“That’s not what I meant when I said you can recite a poem,” Paul told him.
“I think your people liked it fine.” Luc motioned with his arm out toward the crowd.
“Insulting a politician is not poetry.”
“To-night it is,” Luc replied.
“And should be every night,” Maxime added. He stood at the counter with Bernhard and Emile.
“You could get me shut down, and quick!” Paul shot at him.
“Nobody’s shutting you down,” Emile told him. “The politicians and their policemen would rather come after me, and smash my printing presses, than do any harm to you.”
“I hope you’re right,” Paul said.
The thief who listened in on their conversation earlier told his gang about Paul and Luc’s arrangement. One of his drunken friends, Claude Raison, a boxer and money forger with a pitted complexion like an orange peel, stumbled over to the cashier’s counter.
“I, I have poem too,” the huge man slurred, then pointed at Luc, “much better than his. Let me read it for our bill.” Claude then threw his arm out in the direction of his friends’ table.
“No, no, no,” Paul began, quickly reaching for the axe handle behind the counter. “This is not how things work here.”
“Obviously it is,” the thief said, approaching Claude and standing next to him. “You let Monsieur Girard do it.”
“I have known Monsieur Girard for several years,” Paul told him, looking over at the bar, trying to catch the bartender’s attention. He knew Luc, Maxime and Emile would be useless in a fight. “He performs here regularly and you can even find one of his poems framed and on the wall.”
“I heard your deal,” the thief began. “A poem to pay for his bill. It’s only fair you extend this courtesy to all of your patrons. And Claude has a lovely poem to recite, about his beloved Annabelle.”
“No, no, no,” Paul said again, once again waving the axe handle with each word he spoke.
Claude swung fast and hard, punching Paul in the face, dropping him to the floor.
The hulking man then turned toward Bernhard and the three locals. Luc, Maxime and Emile leaped back, terrified.
Bernhard heard the axe handle hit the floor behind the counter and darted behind it. Paul sat on the floor, rubbing his face with one hand while trying to push himself up with the other.
Bernhard grabbed the axe handle, stepped over Paul and went out the other side of the counter.
Claude was moving in on Luc, Maxime and Emile.
Bernhard brought the axe handle down hard across the top of Claude’s back and quickly stepped away from him. The drunk stumbled forward a bit then turned toward Bernhard.
Uh-oh Bernhard thought, he didn’t go down. Then he felt a sharp pain in his side, just below his ribcage. The thief had stuck a knife in him.

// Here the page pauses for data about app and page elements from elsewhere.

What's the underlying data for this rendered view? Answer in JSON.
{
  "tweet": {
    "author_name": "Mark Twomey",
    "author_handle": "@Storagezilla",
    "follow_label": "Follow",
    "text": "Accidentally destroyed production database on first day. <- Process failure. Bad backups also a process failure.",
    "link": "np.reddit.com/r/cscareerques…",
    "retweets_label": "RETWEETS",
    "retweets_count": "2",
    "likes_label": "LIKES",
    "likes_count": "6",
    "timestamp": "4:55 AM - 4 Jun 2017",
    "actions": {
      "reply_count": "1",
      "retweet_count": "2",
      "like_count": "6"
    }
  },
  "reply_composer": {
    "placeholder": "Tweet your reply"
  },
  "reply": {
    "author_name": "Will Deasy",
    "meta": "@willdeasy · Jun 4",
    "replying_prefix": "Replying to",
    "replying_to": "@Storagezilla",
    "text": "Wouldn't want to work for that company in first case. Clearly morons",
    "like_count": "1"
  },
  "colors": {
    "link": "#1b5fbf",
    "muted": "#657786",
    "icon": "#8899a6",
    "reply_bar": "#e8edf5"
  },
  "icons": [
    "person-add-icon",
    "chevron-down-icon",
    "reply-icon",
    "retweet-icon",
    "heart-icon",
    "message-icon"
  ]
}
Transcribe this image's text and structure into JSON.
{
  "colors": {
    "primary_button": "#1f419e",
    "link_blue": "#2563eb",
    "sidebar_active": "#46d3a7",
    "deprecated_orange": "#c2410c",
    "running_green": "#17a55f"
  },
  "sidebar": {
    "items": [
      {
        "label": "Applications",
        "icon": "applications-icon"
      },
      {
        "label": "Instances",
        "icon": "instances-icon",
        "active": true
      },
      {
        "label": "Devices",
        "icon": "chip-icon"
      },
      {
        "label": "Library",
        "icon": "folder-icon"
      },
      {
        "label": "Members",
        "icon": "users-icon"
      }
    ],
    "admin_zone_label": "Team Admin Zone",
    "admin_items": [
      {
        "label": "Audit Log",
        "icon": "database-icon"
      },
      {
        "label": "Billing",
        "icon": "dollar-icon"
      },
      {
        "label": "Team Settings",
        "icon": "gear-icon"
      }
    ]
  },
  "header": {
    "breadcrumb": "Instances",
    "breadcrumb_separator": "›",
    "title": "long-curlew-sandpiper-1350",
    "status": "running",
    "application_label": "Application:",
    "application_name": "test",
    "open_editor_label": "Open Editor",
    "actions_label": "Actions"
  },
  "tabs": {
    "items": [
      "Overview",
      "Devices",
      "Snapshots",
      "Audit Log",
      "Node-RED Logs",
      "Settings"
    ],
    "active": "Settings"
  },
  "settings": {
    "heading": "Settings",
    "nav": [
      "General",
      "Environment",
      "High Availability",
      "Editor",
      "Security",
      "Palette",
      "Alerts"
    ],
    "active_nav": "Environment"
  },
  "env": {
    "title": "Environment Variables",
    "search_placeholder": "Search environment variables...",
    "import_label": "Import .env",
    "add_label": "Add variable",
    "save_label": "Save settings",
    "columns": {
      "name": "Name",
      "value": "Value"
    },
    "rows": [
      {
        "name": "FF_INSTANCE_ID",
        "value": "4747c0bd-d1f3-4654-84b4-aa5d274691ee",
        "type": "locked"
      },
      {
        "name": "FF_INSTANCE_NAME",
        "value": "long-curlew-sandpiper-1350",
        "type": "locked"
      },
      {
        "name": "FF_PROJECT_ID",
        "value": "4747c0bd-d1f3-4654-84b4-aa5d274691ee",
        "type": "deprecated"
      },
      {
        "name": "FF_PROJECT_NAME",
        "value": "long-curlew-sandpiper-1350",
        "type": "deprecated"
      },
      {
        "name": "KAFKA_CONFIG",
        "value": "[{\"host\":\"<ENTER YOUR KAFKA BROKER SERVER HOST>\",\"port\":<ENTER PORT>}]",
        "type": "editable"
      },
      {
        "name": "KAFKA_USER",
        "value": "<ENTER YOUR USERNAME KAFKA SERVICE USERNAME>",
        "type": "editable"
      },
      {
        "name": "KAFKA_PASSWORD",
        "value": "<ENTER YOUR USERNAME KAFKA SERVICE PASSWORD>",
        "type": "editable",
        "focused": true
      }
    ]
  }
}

Bernhard cried out in pain. The thief pulled the knife out and was about to stab him again when Bernhard swung the axe handle at him, catching him in his jaw. The thief’s jawbone shattered as he fell to the floor unconscious.
“Watch it!” Emile yelled as Claude moved in on Bernhard.
The bartender saw the fracas and rushed over to Bernhard also wielding an axe handle. He faked one swing high with the axe handle then swooped it down low, catching Claude on the side of his knee.
The huge man buckled and fell to his knees and then the bartender finished him off with two quick blows to his head. Claude toppled over and lay motionless on the floor.
Bernhard dropped his axe handle, staggered over to the bar and leaned against it. He covered the wound on his side with both hands to try and stop the bleeding.
A crowd quickly gathered around him. Paul, with a swollen, red cheekbone, Luc, Maxime and Emile pushed their way toward him.
“Round up Ollie and my wagon, hurry!” Paul called out to the bartender. Then he turned to the bleeding Bernhard. “We’ll take you to the hospital. You’ll be fine, just stay calm.”
Bernhard nodded in agreement with him but had a terrified look in his eyes. “I, I’m a bit light-headed,” he said, sliding along the bar as he started to fall.
Maxime and Emile grabbed him.
“Let’s get him outside to the wagon,” Emile said.
“Step a-side, step a-side everyone!” Luc called out as they brought Bernhard through the crowd. “Make way for the savior of the Cabaret de Neptune! Make way!”